**Data under study**
———

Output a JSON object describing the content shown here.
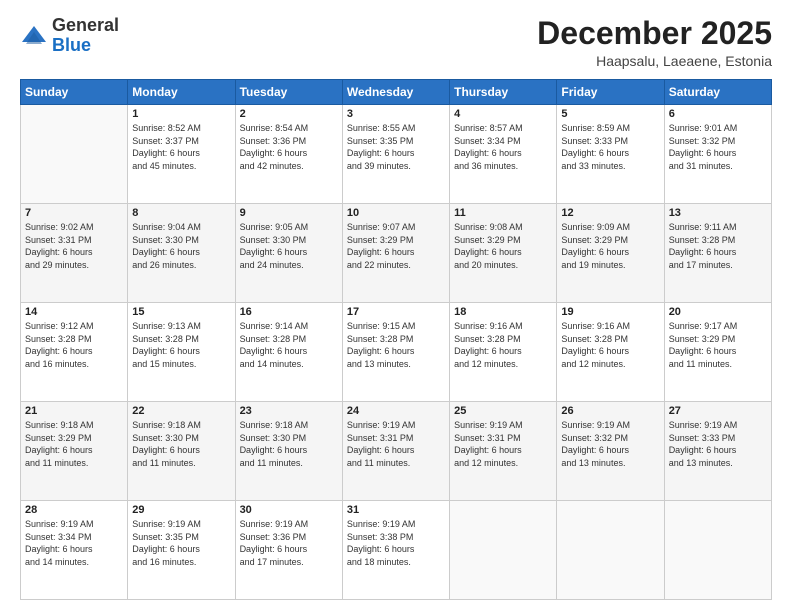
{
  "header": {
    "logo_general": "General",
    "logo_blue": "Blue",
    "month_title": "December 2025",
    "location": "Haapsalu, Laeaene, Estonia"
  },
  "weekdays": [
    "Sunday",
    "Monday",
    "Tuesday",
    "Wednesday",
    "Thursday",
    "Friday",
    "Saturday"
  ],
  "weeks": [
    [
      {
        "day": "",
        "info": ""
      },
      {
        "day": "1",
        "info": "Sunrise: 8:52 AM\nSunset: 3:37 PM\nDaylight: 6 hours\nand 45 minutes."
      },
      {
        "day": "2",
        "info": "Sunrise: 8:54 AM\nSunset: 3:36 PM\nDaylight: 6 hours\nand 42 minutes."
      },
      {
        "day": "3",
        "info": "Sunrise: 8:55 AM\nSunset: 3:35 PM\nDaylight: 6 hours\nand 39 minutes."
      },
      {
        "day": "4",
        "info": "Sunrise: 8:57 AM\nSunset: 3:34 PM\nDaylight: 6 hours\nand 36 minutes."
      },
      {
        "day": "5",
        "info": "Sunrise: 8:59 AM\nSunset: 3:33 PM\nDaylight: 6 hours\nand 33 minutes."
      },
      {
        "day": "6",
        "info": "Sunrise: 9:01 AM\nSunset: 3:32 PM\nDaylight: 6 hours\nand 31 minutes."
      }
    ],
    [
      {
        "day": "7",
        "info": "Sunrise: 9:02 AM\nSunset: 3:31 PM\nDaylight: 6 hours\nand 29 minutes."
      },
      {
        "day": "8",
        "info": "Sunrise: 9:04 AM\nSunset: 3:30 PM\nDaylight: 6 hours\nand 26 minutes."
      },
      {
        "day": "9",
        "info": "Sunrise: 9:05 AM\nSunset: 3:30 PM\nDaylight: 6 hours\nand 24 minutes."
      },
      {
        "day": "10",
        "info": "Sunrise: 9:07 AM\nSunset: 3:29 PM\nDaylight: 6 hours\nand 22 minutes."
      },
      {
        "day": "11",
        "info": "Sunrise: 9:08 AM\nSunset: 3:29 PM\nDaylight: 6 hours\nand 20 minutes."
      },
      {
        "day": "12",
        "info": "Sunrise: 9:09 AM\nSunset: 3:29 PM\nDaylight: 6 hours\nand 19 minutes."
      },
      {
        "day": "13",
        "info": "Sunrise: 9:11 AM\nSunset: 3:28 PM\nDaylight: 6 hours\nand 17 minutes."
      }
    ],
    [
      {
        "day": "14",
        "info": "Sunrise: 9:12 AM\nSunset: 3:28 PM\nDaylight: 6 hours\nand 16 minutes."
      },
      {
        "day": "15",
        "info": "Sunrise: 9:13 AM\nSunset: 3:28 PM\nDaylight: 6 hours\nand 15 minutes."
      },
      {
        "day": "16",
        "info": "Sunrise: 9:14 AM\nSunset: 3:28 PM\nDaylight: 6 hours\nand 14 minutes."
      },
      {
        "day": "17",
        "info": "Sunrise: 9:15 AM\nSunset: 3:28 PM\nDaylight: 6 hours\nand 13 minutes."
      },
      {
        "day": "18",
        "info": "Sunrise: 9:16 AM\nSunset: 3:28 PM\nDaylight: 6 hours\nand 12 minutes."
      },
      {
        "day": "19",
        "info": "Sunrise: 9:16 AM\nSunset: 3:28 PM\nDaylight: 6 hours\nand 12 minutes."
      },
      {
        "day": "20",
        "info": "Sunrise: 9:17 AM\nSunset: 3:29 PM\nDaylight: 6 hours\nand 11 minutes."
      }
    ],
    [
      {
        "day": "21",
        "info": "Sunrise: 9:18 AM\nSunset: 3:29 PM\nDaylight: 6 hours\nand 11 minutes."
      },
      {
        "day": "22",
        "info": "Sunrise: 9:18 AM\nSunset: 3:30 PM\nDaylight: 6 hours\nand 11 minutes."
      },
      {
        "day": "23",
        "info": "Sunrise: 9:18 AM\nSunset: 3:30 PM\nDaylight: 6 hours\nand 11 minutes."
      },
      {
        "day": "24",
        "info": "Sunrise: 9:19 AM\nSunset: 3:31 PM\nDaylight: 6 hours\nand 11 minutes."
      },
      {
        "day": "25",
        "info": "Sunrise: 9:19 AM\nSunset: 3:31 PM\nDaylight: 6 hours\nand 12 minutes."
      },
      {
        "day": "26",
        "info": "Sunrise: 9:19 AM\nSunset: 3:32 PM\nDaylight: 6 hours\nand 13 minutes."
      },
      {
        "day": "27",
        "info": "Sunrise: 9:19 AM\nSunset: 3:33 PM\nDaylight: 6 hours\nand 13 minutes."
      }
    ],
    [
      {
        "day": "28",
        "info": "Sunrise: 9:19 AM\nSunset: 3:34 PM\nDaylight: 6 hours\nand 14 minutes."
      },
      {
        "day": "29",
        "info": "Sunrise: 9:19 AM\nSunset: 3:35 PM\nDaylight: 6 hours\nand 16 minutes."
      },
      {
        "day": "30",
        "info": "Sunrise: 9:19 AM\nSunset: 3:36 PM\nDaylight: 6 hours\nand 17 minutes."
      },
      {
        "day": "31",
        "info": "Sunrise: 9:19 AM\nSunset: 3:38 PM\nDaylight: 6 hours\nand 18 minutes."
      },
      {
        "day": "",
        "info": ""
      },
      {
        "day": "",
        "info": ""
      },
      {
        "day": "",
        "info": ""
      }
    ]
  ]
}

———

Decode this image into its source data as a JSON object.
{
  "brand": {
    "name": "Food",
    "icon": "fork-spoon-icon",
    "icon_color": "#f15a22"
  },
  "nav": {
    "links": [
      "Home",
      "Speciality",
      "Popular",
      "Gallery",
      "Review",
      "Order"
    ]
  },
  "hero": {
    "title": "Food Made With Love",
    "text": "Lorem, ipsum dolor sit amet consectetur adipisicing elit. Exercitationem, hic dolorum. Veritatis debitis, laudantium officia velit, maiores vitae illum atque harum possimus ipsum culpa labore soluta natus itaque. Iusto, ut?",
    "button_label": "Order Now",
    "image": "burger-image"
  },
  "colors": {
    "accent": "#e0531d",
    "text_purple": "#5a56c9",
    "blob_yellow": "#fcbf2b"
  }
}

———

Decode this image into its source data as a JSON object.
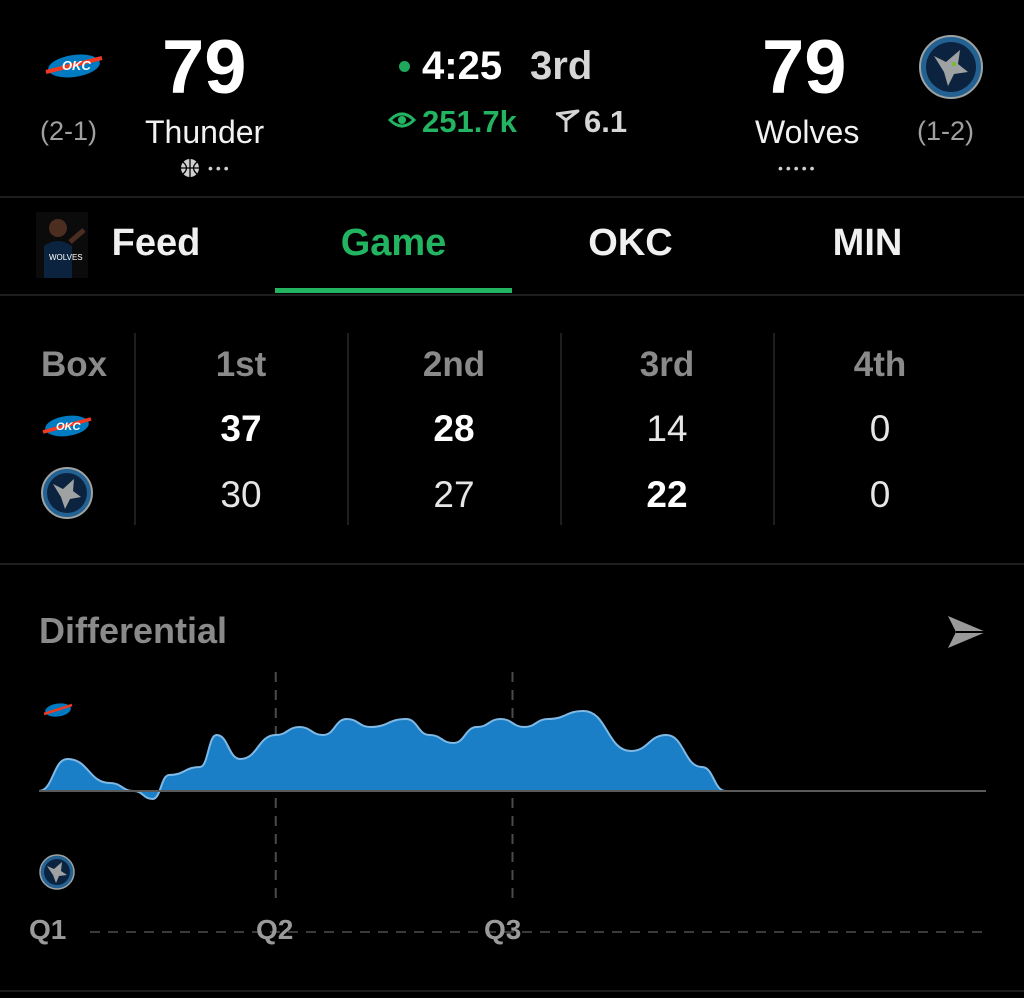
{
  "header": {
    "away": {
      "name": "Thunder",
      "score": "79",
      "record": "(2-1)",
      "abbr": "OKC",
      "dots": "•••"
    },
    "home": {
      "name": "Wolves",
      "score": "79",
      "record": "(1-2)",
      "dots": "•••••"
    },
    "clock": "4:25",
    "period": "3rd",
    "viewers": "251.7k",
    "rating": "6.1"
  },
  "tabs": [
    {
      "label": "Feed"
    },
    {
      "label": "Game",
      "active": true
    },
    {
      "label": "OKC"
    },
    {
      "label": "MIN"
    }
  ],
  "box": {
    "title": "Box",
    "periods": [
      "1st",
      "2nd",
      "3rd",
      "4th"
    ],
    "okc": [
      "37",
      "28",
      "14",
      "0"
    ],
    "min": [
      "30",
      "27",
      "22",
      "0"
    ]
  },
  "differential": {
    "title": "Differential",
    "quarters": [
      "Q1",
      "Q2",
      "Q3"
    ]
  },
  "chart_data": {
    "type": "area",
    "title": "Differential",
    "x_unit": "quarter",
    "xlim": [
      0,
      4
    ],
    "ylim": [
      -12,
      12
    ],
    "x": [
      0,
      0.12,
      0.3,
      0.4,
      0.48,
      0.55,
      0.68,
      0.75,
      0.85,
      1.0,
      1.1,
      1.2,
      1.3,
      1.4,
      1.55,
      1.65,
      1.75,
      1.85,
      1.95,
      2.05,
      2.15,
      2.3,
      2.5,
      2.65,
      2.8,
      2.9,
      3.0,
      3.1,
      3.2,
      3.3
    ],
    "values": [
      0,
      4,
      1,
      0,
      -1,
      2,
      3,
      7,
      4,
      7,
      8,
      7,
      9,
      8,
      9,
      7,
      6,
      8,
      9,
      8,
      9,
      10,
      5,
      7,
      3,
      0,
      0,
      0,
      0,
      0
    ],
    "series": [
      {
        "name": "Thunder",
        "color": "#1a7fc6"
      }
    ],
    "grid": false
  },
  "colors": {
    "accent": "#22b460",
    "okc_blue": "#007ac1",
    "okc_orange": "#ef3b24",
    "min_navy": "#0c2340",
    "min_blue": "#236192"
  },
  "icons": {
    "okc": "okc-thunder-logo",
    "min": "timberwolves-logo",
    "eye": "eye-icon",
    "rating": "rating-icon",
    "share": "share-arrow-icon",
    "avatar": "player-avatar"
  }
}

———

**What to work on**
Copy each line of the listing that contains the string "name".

**Answer for this exercise**
    "name": "Food",
      "name": "Thunder",
      "name": "Wolves",
        "name": "Thunder",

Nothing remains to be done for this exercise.